Assignment
Please restate the lines shown below exactly, every one of them.

+ + + + + + +

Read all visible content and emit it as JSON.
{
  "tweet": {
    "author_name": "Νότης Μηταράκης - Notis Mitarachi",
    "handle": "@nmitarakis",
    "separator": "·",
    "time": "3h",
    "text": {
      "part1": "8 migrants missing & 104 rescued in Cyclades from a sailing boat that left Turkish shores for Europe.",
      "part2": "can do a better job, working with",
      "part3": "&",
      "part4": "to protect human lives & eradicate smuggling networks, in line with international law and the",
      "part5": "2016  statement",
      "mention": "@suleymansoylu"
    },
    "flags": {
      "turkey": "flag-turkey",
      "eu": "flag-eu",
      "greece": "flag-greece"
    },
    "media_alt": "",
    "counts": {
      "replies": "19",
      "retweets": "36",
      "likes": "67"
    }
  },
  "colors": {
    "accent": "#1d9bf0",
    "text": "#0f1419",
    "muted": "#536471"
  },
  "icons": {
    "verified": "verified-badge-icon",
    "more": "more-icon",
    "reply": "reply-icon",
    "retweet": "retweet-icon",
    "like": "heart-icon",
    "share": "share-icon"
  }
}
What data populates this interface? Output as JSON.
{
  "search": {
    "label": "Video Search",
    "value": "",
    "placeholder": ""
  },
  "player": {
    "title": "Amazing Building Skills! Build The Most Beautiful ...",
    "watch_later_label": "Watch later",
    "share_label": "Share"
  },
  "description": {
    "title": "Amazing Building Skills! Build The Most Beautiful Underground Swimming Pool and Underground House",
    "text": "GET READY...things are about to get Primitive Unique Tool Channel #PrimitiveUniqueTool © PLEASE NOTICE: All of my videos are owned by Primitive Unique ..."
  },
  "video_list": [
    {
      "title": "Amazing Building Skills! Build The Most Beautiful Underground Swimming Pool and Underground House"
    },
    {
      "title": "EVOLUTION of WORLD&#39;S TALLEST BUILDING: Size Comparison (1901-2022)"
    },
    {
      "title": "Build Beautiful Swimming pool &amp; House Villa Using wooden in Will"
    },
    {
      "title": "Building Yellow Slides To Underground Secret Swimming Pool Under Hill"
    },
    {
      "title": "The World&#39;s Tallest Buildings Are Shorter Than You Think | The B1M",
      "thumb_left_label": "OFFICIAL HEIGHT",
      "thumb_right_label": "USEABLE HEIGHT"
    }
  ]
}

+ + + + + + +

Answer for this exercise
Read all visible content and emit it as JSON.
{
  "tweet": {
    "author_name": "Νότης Μηταράκης - Notis Mitarachi",
    "handle": "@nmitarakis",
    "separator": "·",
    "time": "3h",
    "text": {
      "part1": "8 migrants missing & 104 rescued in Cyclades from a sailing boat that left Turkish shores for Europe.",
      "part2": "can do a better job, working with",
      "part3": "&",
      "part4": "to protect human lives & eradicate smuggling networks, in line with international law and the",
      "part5": "2016  statement",
      "mention": "@suleymansoylu"
    },
    "flags": {
      "turkey": "flag-turkey",
      "eu": "flag-eu",
      "greece": "flag-greece"
    },
    "media_alt": "",
    "counts": {
      "replies": "19",
      "retweets": "36",
      "likes": "67"
    }
  },
  "colors": {
    "accent": "#1d9bf0",
    "text": "#0f1419",
    "muted": "#536471"
  },
  "icons": {
    "verified": "verified-badge-icon",
    "more": "more-icon",
    "reply": "reply-icon",
    "retweet": "retweet-icon",
    "like": "heart-icon",
    "share": "share-icon"
  }
}
What data populates this interface? Output as JSON.
{
  "search": {
    "label": "Video Search",
    "value": "",
    "placeholder": ""
  },
  "player": {
    "title": "Amazing Building Skills! Build The Most Beautiful ...",
    "watch_later_label": "Watch later",
    "share_label": "Share"
  },
  "description": {
    "title": "Amazing Building Skills! Build The Most Beautiful Underground Swimming Pool and Underground House",
    "text": "GET READY...things are about to get Primitive Unique Tool Channel #PrimitiveUniqueTool © PLEASE NOTICE: All of my videos are owned by Primitive Unique ..."
  },
  "video_list": [
    {
      "title": "Amazing Building Skills! Build The Most Beautiful Underground Swimming Pool and Underground House"
    },
    {
      "title": "EVOLUTION of WORLD&#39;S TALLEST BUILDING: Size Comparison (1901-2022)"
    },
    {
      "title": "Build Beautiful Swimming pool &amp; House Villa Using wooden in Will"
    },
    {
      "title": "Building Yellow Slides To Underground Secret Swimming Pool Under Hill"
    },
    {
      "title": "The World&#39;s Tallest Buildings Are Shorter Than You Think | The B1M",
      "thumb_left_label": "OFFICIAL HEIGHT",
      "thumb_right_label": "USEABLE HEIGHT"
    }
  ]
}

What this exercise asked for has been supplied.